During the past decade, collaborative governance has become a central plank in Australia's efforts to resolve critical natural resource problems such as declining groundwater, increasing dry land salinity and nutrient runoff. This article examines a central element of this collaborative governance approach, namely adaptive management. Although adaptive management purports to provide many benefits for governing uncertain and dynamic natural resource problems, there has been surprisingly little empirical research into the existence and operation of practical mechanisms or legal designs for achieving adaptive approaches in practice. Using data collected from 69 interviews across three different regional natural resource management bodies in Queensland and New South Wales, this article examines efforts to adaptively manage some of Australia's most pressing natural resource issues. The analysis reveals that all three regional bodies struggled to fulfill their adaptive management aspirations. Six contributing factors to this failure are identified, leading the authors to recommend several key tangible design conditions that will greatly assist in achieving adaptive management policy aspirations on the ground. Finally, the article provides some broader insights for theory and policy makers regarding the risks of continuing to half-heartedly pursue adaptive management in practice.

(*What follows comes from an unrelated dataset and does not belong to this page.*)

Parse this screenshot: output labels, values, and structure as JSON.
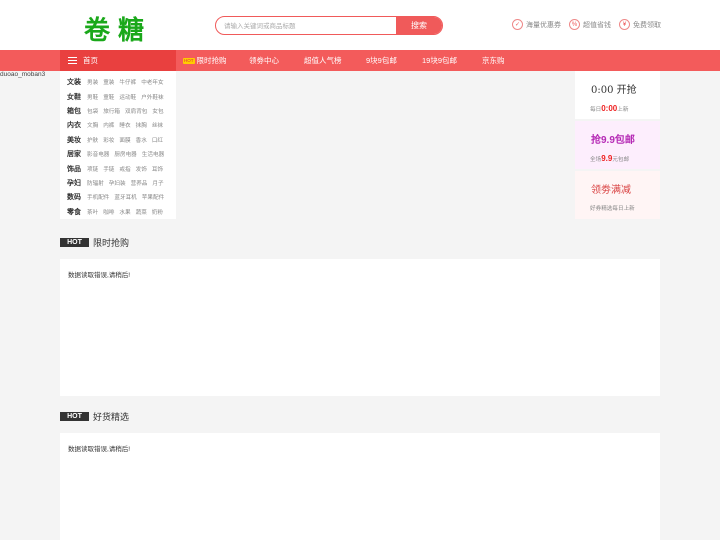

|Number of pages
|Australasian Journal of Natural Resources Law and Policy
|Published - Jan 2011